BY MICHAEL W. BROSE, MSW
Mental Health Association in Tulsa
His name is William Boyd Sturdivant II. You may know him as “Tower Guy.”
William became “Tower Guy” or “Tower Man” in the summer of 2011, as a mob of people watched him spend five days atop the Clear Channel Communications tower.
When he came down, the show was over, and William was all but forgotten, even though he was in desperate need of mental health treatment.
If only everyone had cared about William after he came down from the tower. Maybe William would have received the critical treatment he needed for his undiagnosed mental illness. And maybe we wouldn’t have seen recent newspaper headlines that proclaimed “’Tower guy’ charged in Jenks store burglary, arson case.”

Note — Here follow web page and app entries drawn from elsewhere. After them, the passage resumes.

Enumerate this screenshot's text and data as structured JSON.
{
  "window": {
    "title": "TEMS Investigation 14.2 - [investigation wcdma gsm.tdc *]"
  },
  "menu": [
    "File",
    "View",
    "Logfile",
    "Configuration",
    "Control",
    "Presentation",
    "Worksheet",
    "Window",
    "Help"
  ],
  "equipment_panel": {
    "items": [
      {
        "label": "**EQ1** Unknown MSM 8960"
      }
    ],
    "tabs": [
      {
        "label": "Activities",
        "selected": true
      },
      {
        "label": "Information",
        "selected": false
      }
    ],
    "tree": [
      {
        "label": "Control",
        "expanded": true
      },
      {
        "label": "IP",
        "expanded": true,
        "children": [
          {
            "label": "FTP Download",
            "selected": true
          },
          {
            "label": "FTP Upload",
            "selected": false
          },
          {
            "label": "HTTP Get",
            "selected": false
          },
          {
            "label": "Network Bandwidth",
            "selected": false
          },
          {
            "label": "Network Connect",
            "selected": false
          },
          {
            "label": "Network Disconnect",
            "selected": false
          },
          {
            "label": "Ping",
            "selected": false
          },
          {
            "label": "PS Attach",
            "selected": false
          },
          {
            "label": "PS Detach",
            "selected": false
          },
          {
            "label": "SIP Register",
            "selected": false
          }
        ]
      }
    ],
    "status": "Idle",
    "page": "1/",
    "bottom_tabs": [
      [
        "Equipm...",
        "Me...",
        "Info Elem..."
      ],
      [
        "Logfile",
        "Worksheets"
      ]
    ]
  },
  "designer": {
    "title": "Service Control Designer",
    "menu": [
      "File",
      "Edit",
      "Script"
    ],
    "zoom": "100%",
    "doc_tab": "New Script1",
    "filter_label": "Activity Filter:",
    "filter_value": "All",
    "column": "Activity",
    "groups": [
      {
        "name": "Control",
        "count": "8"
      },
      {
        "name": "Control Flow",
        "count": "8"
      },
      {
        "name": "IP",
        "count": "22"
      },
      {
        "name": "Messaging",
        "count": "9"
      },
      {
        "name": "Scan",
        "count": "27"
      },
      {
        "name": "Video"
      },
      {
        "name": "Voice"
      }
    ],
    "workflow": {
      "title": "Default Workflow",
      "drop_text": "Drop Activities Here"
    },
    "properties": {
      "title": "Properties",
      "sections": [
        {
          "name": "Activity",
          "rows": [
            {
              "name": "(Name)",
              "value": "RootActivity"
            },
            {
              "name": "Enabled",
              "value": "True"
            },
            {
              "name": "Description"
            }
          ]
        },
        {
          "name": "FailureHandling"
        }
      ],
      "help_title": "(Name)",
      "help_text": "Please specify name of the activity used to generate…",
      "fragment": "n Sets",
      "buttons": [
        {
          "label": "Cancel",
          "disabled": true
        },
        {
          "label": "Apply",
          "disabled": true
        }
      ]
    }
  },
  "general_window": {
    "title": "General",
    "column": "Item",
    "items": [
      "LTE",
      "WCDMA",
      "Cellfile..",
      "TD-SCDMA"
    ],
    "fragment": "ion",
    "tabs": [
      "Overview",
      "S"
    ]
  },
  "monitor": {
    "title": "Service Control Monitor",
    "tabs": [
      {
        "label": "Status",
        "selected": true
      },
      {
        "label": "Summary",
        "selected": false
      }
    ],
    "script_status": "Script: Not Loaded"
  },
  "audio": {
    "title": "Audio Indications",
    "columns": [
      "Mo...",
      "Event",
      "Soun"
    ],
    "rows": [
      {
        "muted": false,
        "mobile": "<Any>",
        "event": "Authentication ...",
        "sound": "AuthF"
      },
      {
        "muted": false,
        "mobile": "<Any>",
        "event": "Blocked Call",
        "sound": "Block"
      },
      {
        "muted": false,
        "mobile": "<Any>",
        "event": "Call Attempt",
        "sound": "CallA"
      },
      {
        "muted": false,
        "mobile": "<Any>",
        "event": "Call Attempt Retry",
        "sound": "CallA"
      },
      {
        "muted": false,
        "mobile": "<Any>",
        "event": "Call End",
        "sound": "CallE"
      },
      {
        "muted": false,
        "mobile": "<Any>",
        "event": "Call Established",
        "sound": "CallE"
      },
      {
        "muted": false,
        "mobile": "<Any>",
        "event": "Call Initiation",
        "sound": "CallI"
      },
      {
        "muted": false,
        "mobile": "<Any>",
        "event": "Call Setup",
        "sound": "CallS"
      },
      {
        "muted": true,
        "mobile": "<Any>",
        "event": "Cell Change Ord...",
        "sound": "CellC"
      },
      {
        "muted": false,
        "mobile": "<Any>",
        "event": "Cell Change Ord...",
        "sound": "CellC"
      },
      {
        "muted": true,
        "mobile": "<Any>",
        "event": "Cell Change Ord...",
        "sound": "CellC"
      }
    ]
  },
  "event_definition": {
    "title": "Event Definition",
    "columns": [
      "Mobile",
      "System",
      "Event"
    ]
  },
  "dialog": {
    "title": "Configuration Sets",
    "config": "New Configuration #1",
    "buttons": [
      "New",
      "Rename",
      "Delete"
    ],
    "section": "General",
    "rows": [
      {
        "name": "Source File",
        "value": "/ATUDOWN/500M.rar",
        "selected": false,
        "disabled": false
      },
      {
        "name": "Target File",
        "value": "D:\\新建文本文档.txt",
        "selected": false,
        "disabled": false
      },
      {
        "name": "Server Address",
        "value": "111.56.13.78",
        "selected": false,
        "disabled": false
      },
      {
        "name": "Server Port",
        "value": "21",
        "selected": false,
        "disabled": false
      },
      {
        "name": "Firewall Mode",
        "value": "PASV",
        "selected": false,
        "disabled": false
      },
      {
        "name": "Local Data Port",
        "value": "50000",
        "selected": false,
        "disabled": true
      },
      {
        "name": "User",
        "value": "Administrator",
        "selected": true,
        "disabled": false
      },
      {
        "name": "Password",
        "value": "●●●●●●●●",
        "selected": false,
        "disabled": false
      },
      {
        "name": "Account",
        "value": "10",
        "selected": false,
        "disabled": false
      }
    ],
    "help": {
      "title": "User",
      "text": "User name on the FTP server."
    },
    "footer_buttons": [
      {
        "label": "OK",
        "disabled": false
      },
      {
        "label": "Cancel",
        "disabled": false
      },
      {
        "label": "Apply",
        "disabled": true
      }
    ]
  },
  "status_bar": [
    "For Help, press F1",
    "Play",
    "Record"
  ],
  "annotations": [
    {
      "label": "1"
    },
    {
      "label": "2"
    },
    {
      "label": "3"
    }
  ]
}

As the Tulsa World reported, “Prosecutors allege that Sturdivant entered a gated gardening area at the Sutherlands. He told police he started a fire there to keep warm … Since his arrest, he has remained in the Tulsa Jail in lieu of $30,000 bond.”
William is not alone in his struggle with untreated mental illness. There are countless men and women who will never grab the media’s attention, but they deserve OUR attention.
William represents many in our state who commit small, petty crimes as a direct result of their untreated mental illness, or untreated substance abuse issues. They are not criminals; they are sick and in need of treatment. This is a growing challenge for our state as we throw lives away by incarcerating them, and cannot keep up with the costs of incarceration.
We’re not getting anywhere by continuing in this direction of punishment before treatment. They are not getting mental health treatment while they are incarcerated, and then they are being turned loose without adequate support and help. Why in the world are we surprised that they reoffend!
We, as a city, as a state, as a culture, are failing William, and the men and women like him. And these individuals, as a result of that, are failing.
When are we going to say, “Maybe we’re not getting anywhere just incarcerating William. Let’s get him diverted into a treatment program, and get him the help he needs.”
Then, and only then, will our community no longer think of him as “Tower Guy,” he’ll simply be William.